I’ve never really been a massive fan of Kevin Smith films. When I was at university I lived with a guy who loved him and wouldn’t hear a bad word said about the director. I mean Clerks is a silly but enjoyable enough watch and I did enjoy Dogma. However, I think Smith was severely overrated. Thankfully Smith-mania really peaked in the 90s and early 2000s but it still bugs me that Clerks is so often brought into discussions about “best films ever made”. I mean I get that guy can make films out of small budgets but that’s no reason to give him so much credit. He got lucky with one suprise hit film and has been essentially riding it’s coattails ever since. I mean all his films are on pretty much the same level. Plus, he’s very hit and miss. Now, I realise that Ben Affleck has, for most of his career, made some questionable film choices but it always makes me a bit sad that Kevin Smith features so often in talks about Afflecks greatest film roles. I think Chasing Amy is almost always listed and Dogma makes the occasional appearance. Am I just missing something? Or were people just a lot easier to please in the 90s?
Chasing Amy is considered to be Kevin Smith’s greatest films after his debut film, Clerks. It was Ben Affleck’s second time in the director’s cast after the disappointing Mallrats. Affleck plays Holden McNeil, a comic book artist who works with his friend and roommate, Banky Edwards (Jason Lee). The two co-create the popular series Bluntman and Chronic based on their associates Jay (Jason Mewes) and Silent Bob (Kevin Smith). At a comic book convention the pair are introduced to Alyssa (Joey Lauren Adams) and, after spending the evening at a bar together, Holden decides he and Alyssa have a deep connection. The only trouble is, Alyssa is a lesbian. Obviously, as this is Hollywood, that doesn’t matter for long and Alyssa enters into a romantic relationship with Holden. Until Banky uncovers some secrets from her past that she lied to Holden about. When faced with the truth about his girlfriend’s sexual history, the artist lashes out and risks losing the woman he loves.
The worst thing about Chasing Amy is that I can see what Kevin Smith was going for here. He was trying to make a film about sexual identity and how other people view it. I think he was genuinely trying to convey a meanginful and important message about a person’s past can lead them to be who they are now. Alyssa has a reputation for being a promiscuous teenager and, whilst her boyfriend cannot handle it, she is unashamed of it. She understands that it is not who she is now but realises that it was something she needed to do to get to where she is now. It should be empowering but it just kind of feels a bit off. As an audience we aren’t supposed to agree with Holden’s attitude but the positive message is so wrapped up in awful stereotypes and homophobic jokes that you can’t take it seriously.
The relationship between Holden and Alyssa comes out of the fact that he has very little idea or respect for the concept of lesbian sex.
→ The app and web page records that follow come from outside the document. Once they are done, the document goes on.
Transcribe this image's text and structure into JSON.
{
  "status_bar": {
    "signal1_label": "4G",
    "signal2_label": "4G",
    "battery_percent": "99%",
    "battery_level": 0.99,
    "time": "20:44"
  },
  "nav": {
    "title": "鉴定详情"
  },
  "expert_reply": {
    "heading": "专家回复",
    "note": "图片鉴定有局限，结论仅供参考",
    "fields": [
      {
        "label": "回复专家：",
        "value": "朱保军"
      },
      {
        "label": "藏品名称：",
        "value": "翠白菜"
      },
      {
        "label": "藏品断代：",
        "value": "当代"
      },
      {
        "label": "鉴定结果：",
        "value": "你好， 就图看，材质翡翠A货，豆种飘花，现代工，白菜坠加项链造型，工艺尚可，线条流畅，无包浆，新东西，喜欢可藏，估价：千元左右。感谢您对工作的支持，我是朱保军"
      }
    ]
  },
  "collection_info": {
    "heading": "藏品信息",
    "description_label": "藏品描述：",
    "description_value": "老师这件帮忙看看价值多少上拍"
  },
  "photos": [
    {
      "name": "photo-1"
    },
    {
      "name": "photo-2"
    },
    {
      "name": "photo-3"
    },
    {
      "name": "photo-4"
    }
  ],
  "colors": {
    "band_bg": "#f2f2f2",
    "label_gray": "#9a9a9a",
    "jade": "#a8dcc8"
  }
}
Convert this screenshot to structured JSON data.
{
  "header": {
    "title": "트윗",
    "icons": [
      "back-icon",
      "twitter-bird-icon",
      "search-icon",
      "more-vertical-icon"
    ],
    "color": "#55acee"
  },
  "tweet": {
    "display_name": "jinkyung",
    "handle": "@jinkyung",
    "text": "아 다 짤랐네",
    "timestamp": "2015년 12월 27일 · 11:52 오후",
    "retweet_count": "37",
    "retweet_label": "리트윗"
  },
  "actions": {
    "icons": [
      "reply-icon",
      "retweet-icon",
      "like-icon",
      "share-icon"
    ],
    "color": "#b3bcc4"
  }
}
He doesn’t think that anything other than heterosexual sex really counts so, in this respect, he see her as a pure, untouched being. Until he finds out that she has been touched by more than her fair share of dudes. It is then that he starts to see her for as flawed and worries about her increased experience. Which is fine if you have a meaningful resolution where Holden realises he’s an ass, apologies to Alyssa and they move beyond it. That doesn’t happen. Holden realises he’s an ass and then becomes an even bigger ass to compensate. There is never a point where he accept responsibility and accepts that Alyssa’s past is her business. Aside from her one speech towards the end of the film, this is more about Holden’s reaction to events. It’s about how sad the end of the relationship makes him. He broods on his own whilst Alyssa goes off with the first chick she can find. The ending doesn’t empower her; it just confirms everything that Holden was saying about her.
I’ve not seen Chasing Amy for a really long time so it was weird going back to it now that it’s 20 years old. I’m one of those people that still feel like the 90s was only 10 years ago so this revelation alone was enough to give me the willies. Then you have the representation of sexuality and opinions on display, which just make me feel uneasy now. The 90s was a long time ago and gender politics and sexual identity have come a long way since then. Watching this in 2017 is how I imagine it was in for people in the 90s to rewatch all those racist and sexist sitcoms from the 70s. It’s funny, sure, but the general message is a little bit worrying. It feels like the most sensitive and kind-hearted film that Kevin Smith is ever likely to make but there is still so much about this film that just doesn’t carry over to 2017. This bro-humour is at odds with the messages he is trying to convey and the half-hearted attempt to turn Banky and Holden’s homosocial relationship into an awkward homosexual one. It just doesn’t work and Lee and Affleck are both clearly uncomfortable with the idea. Ultimately, there was a time and a place for Kevin Smith’s film and that time just isn’t now. I’m glad he’s not really a thing anymore.